You want to sail, partner wants to golf; not a problem: The Maine Windjammer Association has you both covered with three packages that add golf to any 3- to 6-day cruise this season. Cruises on one of the 12 member vessels start at $400 per person, which includes all meals, activities, and accommodations. To that, add one of these options:

• Samoset & Sail Package: A one-night stay at Samoset Resort, with a round on its 18 hole, PGA championship course complete with cart and club rentals, for $179-$234 per person.

• Lanyards, Links, and Luxury Package: A two-night stay at historic B&B in Rockland, including gourmet breakfasts, one round of 18-hole golf, cart and club rentals, for $250 per person.

• Travel-Light Sail & Golf Trail Package: Includes map and complimentary club rentals at participating courses around the State of Maine. Free!

Victory Chimes © Hilary Nangle

Never been on a windjammer? Let me tell you what to expect. It’s a few steps above camping on the water. Expect a cozy bunk and hearty meals. A few boats have roomier and more private facilities, but for the most part, you’re living in tight quarters with like-minded individuals. Bring good books, musical instruments if they’re portable, binoculars. You’ll sail by day, then anchor usually off an island or a small seaport, given a chance to explore it before returning for the night. It’ll be quiet, and if the weather cooperates, star-gazing provides the best free light-show for miles around.

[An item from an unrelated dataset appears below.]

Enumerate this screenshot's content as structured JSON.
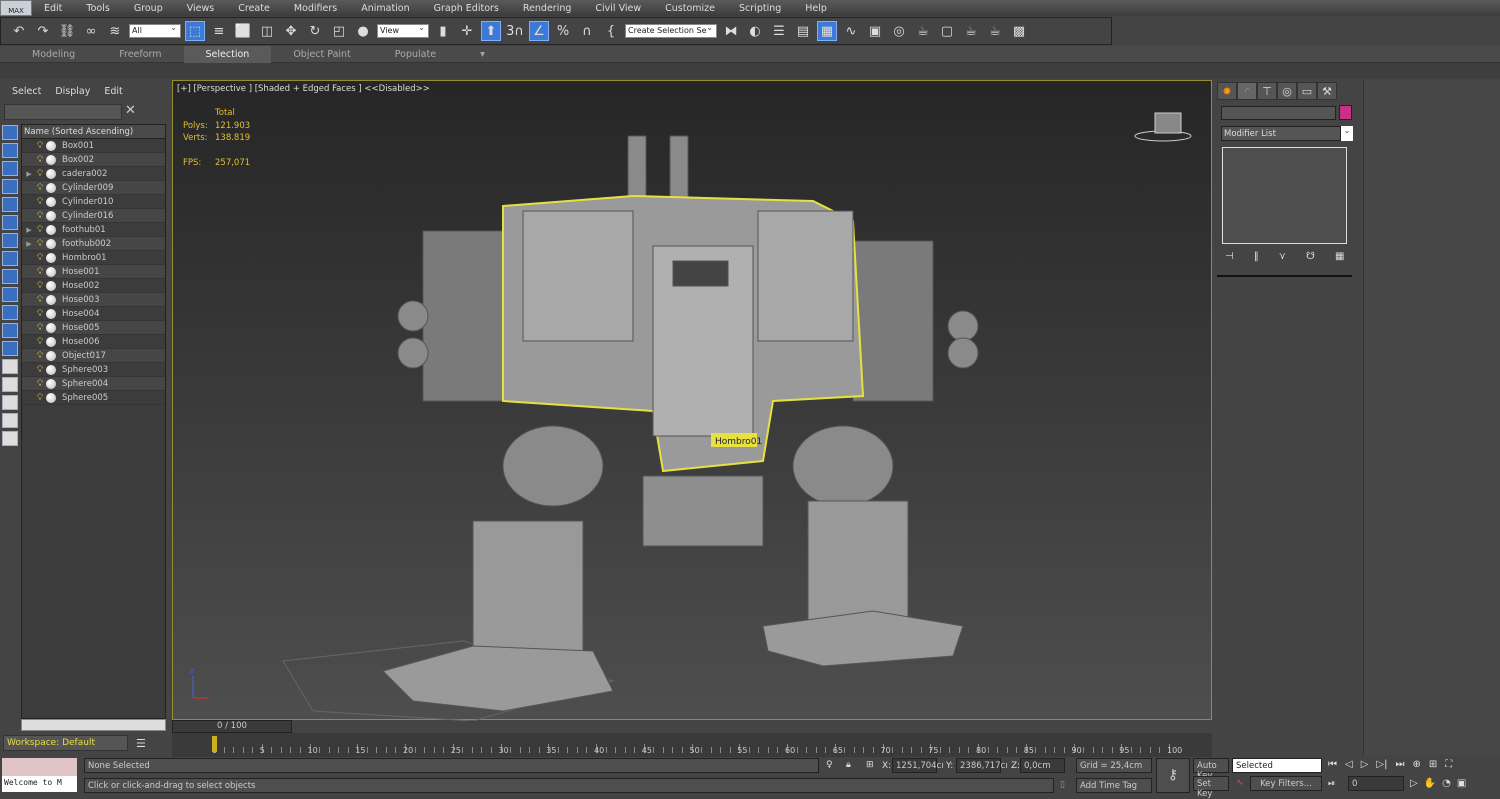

Windjamming is not for those who need to be waited on hand and foot, who demand luxurious accommodations and fancy baths (most boats have shared heads and shower, but there’s usually a sink in your cabin), fussbudgets, or who can’t survive without being connected to the electronic world. Most—but not all—boats are historic vessels, built for freight and retrofitted for human cargo.

There are no set destinations; wind and tide set the daily course. You have to be willing to roll with the weather—sunshine, clouds, fog, rain, gales—whatever Ma Nature pitches, you deal with.

For the right people, though, it’s a vacation without compare.